- 1/2 teaspoon salt
- 1/4 teaspoon baking soda
- 1/2 cup dairy sour cream
- 2 teaspoons vanilla
In a medium bowl mix peach slices with peach schnapps and brown sugar; set aside.
In the bowl of a stand mixer beat whipping cream until frothy. Add the powdered sugar and bourbon, and beat until soft peaks form. Keep chilled while making cake.
For Pound cake:
Preheat oven to 325°F. Grease and flour 2-1/2 inch muffin cups; set aside.
In the bowl of a stand mixer beat butter until creamy. Gradually beat in granulated sugar, beating until light and fluffy. Add the eggs, one at a time, beating well after each addition.
In a medium bowl, stir together the flour, salt, and baking soda.
Gradually add the flour mixture to the creamed mixture, alternating with the sour cream, beginning and ending with the flour mixture. Beat on low speed just until blended after each addition. Stir in the vanilla.
Pour batter into prepared muffin cups.

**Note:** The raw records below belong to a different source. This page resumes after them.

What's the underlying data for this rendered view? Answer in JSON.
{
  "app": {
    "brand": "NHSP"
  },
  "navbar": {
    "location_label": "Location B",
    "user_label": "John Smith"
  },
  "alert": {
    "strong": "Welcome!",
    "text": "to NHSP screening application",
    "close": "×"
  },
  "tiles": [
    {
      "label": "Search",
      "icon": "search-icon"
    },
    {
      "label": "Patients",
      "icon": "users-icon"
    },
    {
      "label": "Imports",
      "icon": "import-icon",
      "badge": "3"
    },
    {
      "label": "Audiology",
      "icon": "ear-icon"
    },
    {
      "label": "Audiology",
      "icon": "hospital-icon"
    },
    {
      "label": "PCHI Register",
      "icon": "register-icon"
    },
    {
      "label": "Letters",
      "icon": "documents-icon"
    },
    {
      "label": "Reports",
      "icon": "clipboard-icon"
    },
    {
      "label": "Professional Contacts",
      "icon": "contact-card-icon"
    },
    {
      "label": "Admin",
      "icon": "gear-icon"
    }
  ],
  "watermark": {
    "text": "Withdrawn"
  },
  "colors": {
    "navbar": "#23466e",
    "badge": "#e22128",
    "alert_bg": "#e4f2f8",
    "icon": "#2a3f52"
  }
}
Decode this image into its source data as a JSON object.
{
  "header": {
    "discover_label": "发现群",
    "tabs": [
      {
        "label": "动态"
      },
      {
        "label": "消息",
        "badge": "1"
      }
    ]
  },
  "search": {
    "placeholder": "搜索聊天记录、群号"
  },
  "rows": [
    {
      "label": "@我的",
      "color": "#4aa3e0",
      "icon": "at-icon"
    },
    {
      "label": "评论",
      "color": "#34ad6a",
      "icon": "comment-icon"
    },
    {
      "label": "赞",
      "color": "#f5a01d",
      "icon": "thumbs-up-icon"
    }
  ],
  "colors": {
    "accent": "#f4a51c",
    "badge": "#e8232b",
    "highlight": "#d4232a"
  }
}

Bake for 30 to 35 minutes, or until a wooden toothpick inserted in the middle comes out clean. Cool on a rack for 10 minutes, and then invert cakes onto a plate. Serve warm or cooled topped with peaches and bourbon cream. Makes 12 to 14 individual pound cakes.

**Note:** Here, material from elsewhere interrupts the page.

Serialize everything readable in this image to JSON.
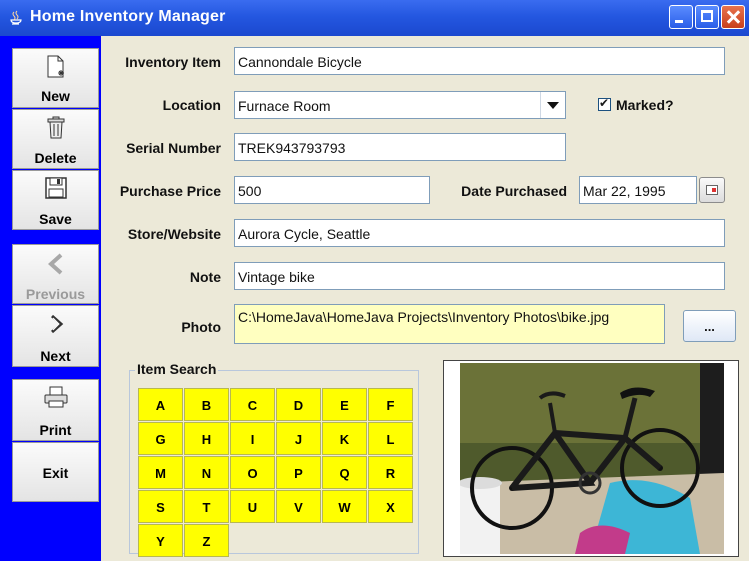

Now about that cocktail. Patrick Emerson, wine and beverage director for Charleston Cooks! and its affiliate area restaurants, has created a potent porch-sipping drink steeped in history. "We combine vodka, iced tea, lemonade, and Madeira, the sweet wine so popular in the 19th century, with mint-infused simple syrup. It’s a modern nod to the mint julep." It’s a good thing the best was saved for last.

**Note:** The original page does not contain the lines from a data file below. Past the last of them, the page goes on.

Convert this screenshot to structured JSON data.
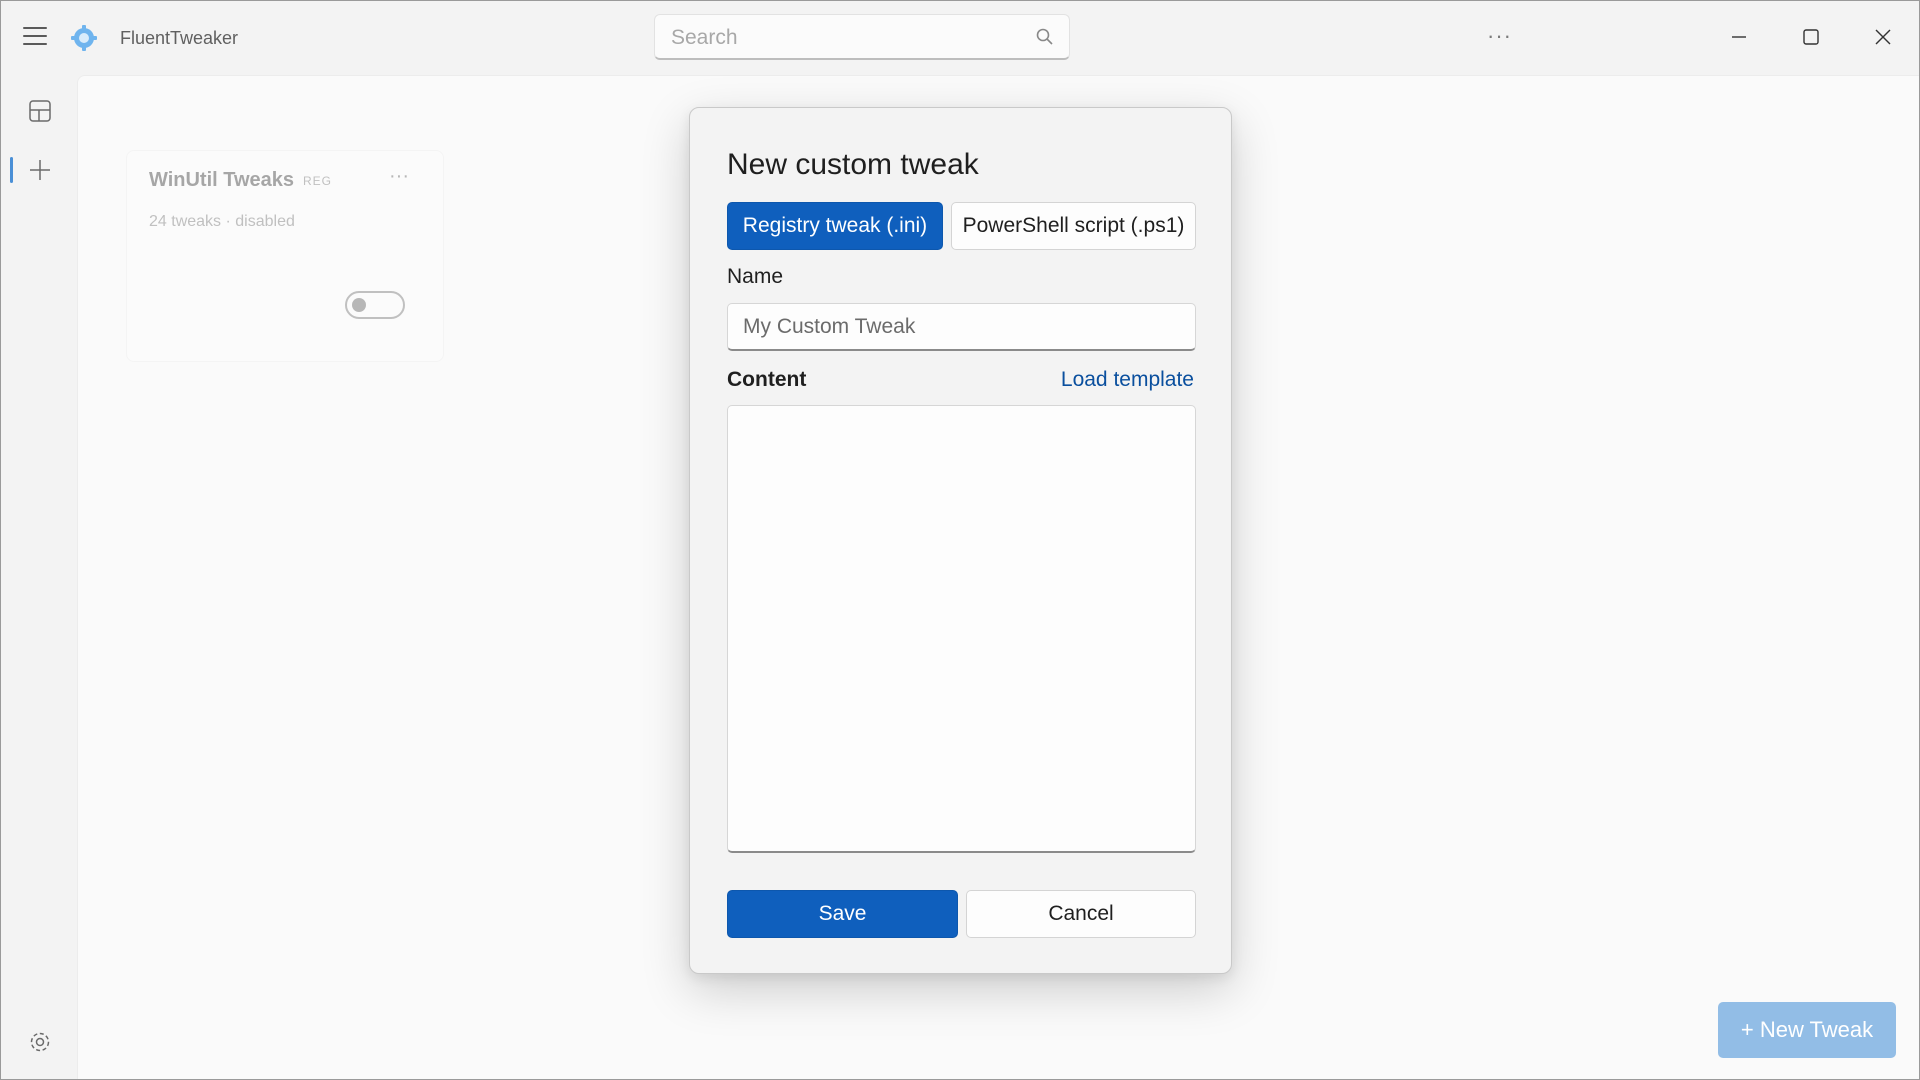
{
  "app": {
    "title": "FluentTweaker"
  },
  "search": {
    "placeholder": "Search"
  },
  "titlebar": {
    "more": "···"
  },
  "card": {
    "title": "WinUtil Tweaks",
    "badge": "REG",
    "more": "···",
    "subtitle": "24 tweaks · disabled",
    "enabled": false
  },
  "new_tweak_button": "+ New Tweak",
  "dialog": {
    "title": "New custom tweak",
    "segments": [
      "Registry tweak (.ini)",
      "PowerShell script (.ps1)"
    ],
    "selected_segment": "Registry tweak (.ini)",
    "name_label": "Name",
    "name_placeholder": "My Custom Tweak",
    "name_value": "",
    "content_label": "Content",
    "load_template": "Load template",
    "content_value": "",
    "save": "Save",
    "cancel": "Cancel"
  },
  "colors": {
    "accent": "#0f5fbd",
    "link": "#0a4f9e",
    "disabled_accent": "#92bde6"
  }
}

The Charleston Cocktail
Patrick Emerson uses locally produced FireFly vodka (fireflyvodka.com) infused with wine from muscadine grapes, a regional varietal.
- 1-1/2 ounces premium vodka
- 1/2 ounce Madeira
- 2 ounces unsweetened brewed iced tea
- 2 ounces lemonade
- Few splashes Mint Simple Syrup*
- Ice cubes
- Crushed ice
- Mint sprig
- Seedless green grapes
Shake vodka, Madeira, iced tea, lemonade, and Mint Simple Syrup in cocktail shaker with ice cubes. Pour over crushed ice in tall glass. Garnish with mint sprig and grapes. Makes 1 cocktail.
*Mint Simple Syrup: In small saucepan combine 1 cup water and 1 cup sugar. Bring to boil, stirring to dissolve sugar. Add 1 tablespoon bruised mint leaves. Cool to room temperature; strain. Makes 1-1/2 cups.
Charleston Cooks! Maverick Kitchen Store features a selection of kitchen items to make everything learned in classes easy to do at home. There’s an extensive collection of regional cookbooks as well. The store is open seven days a week.
Charleston Cooks! is located at 194 East Bay Street in downtown Charleston. For class schedules and prices, call 843/722-1212 or go to mavericksouthernkitchens.com; follow the link to Charleston Cooks!
You’ll be graciously welcomed in Charleston, which is known as the nation’s "Most Mannerly City." And if a dose of civility and hospitality isn’t enough to draw you to this coastal city, the gentle year-round climate, distinct architecture, and casual elegance will. A walk along Museum Mile (Meeting Street) showcases the city’s past with six museums, including the Gibbes Museum of Art, plus nine historical residences. Members of the Charleston Fine Art Dealers Association (cfada.com) offer gallery collections that range from extraordinary John J. Audubon folios to contemporary portraits. The Upper King Design District mixes home decor and boutiques with hip restaurants for an all-day shop-a-thon. The surrounding Lowcountry islands specialize in relaxation—resorts, golf, and beaches abound.